(Data records for software interfaces)
------------------------------------------------

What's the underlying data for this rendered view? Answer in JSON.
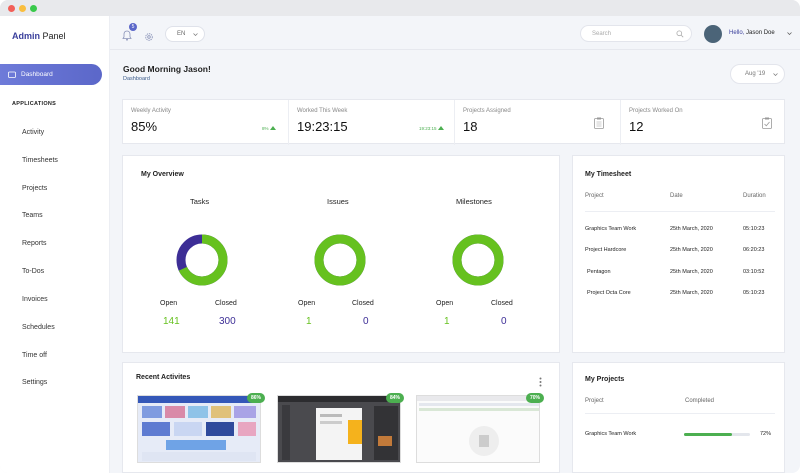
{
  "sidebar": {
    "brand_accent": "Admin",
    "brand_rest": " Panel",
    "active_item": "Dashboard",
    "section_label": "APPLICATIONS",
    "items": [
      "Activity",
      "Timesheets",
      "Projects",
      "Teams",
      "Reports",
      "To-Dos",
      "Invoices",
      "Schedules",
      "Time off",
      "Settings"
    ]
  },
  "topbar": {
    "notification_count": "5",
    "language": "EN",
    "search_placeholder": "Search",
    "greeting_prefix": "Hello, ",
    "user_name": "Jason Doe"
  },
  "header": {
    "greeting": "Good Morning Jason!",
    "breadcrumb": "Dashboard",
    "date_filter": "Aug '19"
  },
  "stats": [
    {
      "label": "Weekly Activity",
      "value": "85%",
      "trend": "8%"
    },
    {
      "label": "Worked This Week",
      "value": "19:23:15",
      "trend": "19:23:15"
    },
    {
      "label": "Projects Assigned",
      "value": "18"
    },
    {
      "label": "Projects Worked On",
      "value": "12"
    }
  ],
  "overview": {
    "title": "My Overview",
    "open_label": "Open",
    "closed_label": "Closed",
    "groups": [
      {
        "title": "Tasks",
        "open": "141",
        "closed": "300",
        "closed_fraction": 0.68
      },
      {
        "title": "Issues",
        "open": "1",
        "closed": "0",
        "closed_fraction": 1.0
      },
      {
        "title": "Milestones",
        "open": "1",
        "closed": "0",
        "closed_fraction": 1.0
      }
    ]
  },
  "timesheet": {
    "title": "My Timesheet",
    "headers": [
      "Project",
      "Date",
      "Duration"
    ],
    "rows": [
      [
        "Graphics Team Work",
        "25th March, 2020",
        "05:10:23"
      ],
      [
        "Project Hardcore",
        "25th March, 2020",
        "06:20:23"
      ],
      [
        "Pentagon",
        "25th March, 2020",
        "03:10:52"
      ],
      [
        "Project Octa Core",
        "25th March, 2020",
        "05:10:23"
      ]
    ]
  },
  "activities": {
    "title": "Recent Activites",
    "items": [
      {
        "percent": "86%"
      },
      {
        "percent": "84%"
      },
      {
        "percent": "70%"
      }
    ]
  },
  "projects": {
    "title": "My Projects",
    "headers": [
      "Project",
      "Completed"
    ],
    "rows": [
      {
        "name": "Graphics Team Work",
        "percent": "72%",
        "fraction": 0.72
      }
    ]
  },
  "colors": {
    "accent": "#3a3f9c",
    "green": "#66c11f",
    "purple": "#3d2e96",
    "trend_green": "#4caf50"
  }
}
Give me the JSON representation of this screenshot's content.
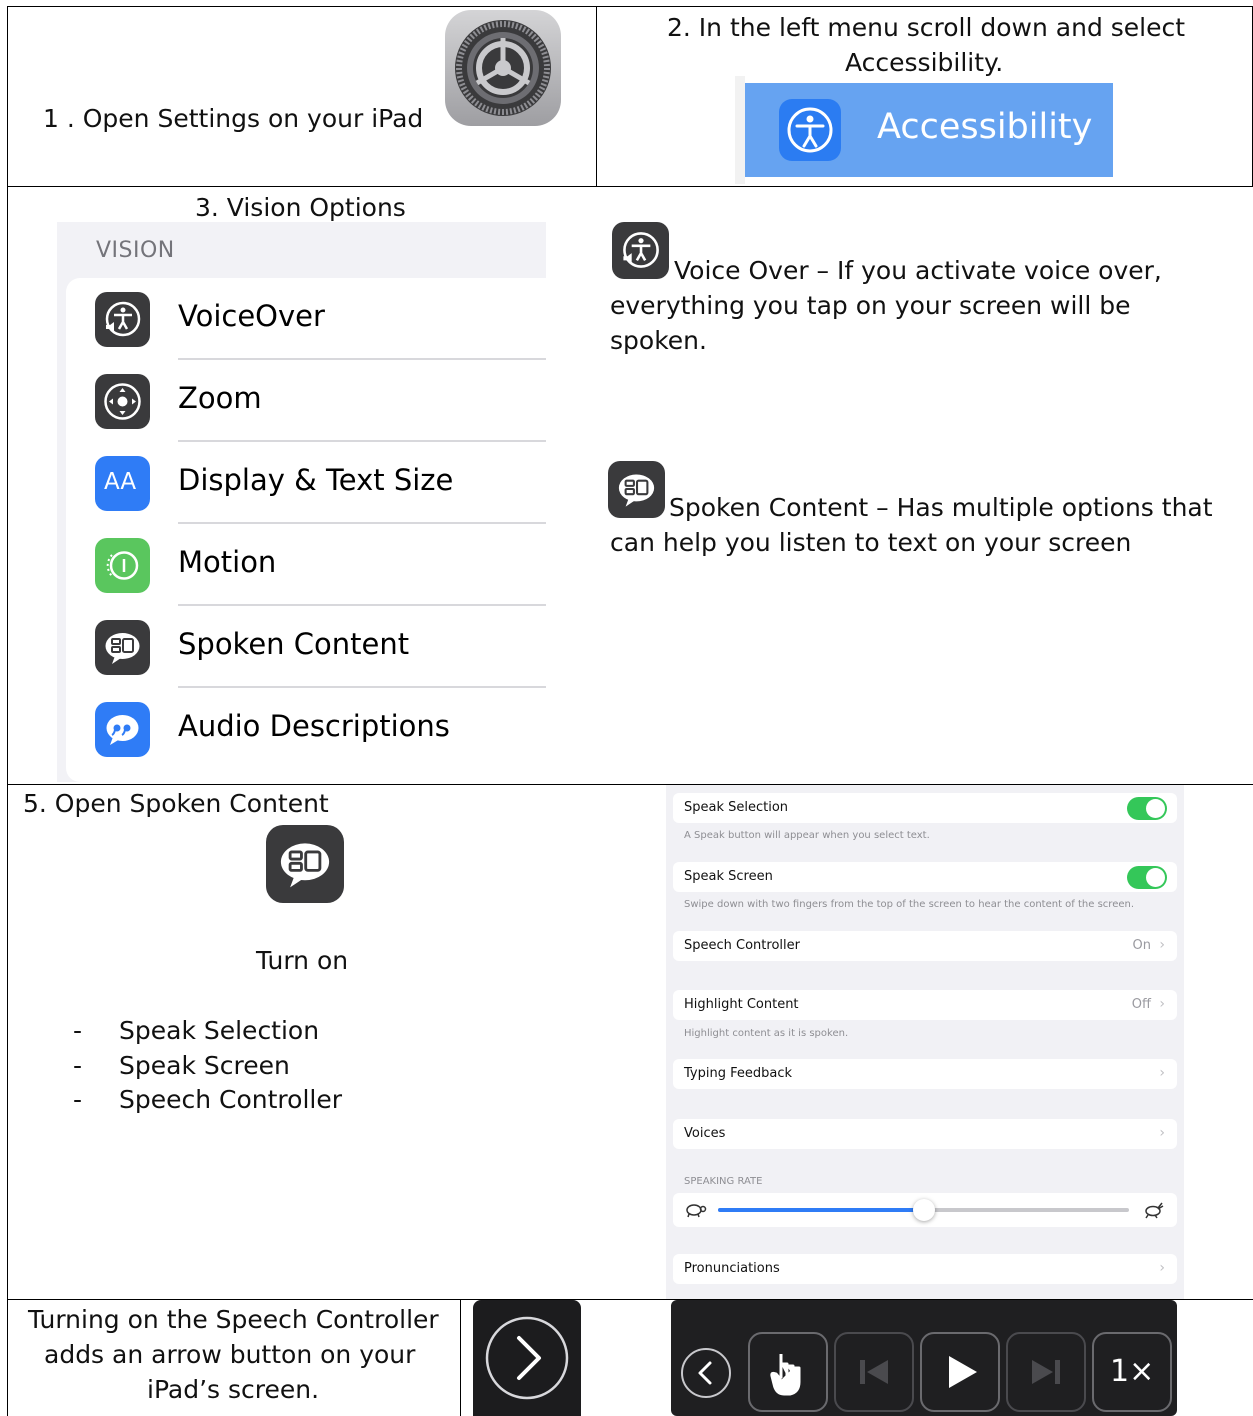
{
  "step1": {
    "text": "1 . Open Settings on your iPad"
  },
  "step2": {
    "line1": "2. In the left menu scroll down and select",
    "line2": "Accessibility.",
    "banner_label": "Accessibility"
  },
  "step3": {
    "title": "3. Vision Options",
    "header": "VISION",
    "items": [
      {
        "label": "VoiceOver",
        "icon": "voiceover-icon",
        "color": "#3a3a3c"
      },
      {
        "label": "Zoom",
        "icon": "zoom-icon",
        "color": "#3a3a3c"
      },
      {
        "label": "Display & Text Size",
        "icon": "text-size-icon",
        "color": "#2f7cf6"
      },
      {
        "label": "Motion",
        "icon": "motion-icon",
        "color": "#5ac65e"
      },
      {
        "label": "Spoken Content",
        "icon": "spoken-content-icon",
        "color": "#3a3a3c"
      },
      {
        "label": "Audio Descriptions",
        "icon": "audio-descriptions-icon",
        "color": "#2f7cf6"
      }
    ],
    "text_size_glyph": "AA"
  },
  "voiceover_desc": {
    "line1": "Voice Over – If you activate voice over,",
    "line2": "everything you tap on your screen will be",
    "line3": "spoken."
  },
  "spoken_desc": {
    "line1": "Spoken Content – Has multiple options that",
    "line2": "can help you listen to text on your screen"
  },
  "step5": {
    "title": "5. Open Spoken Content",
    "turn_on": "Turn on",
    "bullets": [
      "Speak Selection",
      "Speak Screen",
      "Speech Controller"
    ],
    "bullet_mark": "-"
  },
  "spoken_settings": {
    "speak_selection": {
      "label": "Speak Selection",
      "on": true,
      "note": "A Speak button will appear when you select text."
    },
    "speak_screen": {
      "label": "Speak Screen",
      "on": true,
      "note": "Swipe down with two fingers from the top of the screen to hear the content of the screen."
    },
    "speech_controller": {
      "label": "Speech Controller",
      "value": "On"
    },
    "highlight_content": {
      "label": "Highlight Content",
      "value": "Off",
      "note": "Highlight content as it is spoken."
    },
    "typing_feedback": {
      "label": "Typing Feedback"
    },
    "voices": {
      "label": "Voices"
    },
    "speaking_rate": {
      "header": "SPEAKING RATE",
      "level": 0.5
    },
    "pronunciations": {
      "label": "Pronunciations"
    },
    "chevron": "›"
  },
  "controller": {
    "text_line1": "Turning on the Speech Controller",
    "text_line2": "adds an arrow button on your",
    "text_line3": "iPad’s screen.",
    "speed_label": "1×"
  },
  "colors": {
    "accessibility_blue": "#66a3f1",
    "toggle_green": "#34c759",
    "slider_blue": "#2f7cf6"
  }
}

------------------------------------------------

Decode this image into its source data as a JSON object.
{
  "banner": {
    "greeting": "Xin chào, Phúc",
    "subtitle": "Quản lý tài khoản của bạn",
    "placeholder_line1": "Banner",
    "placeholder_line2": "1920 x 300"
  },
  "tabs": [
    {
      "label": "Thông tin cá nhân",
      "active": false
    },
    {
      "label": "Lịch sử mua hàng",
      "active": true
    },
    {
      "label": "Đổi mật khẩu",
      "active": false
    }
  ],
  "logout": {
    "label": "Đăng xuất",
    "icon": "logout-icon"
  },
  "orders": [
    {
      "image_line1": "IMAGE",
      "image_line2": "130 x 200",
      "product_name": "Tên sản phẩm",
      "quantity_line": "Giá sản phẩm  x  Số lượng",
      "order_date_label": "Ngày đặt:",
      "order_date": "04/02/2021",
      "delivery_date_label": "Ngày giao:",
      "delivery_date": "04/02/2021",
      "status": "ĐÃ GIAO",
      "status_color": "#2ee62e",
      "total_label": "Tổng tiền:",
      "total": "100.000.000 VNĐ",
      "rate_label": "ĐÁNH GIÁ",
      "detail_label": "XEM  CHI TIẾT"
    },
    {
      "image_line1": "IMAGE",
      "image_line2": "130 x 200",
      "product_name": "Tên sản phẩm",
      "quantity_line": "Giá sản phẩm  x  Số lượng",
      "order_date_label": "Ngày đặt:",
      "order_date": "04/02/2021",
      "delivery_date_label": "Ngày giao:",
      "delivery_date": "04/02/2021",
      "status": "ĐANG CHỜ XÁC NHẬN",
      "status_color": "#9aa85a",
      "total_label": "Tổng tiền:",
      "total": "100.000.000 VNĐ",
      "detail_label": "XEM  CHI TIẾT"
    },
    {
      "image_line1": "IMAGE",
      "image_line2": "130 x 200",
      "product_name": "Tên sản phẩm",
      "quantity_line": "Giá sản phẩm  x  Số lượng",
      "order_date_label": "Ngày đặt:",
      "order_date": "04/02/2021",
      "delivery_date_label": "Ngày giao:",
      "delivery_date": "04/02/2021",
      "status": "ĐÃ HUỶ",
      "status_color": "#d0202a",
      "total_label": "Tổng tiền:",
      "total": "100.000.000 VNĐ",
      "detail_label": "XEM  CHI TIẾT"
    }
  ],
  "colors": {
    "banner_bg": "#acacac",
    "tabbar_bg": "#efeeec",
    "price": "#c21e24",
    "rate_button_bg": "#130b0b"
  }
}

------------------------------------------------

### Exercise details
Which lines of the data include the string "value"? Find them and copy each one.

### Result for this exercise
      "value": "85%",
      "value": "19:23:15",
      "value": "18"
      "value": "12"
      "value": "On"
      "value": "Off",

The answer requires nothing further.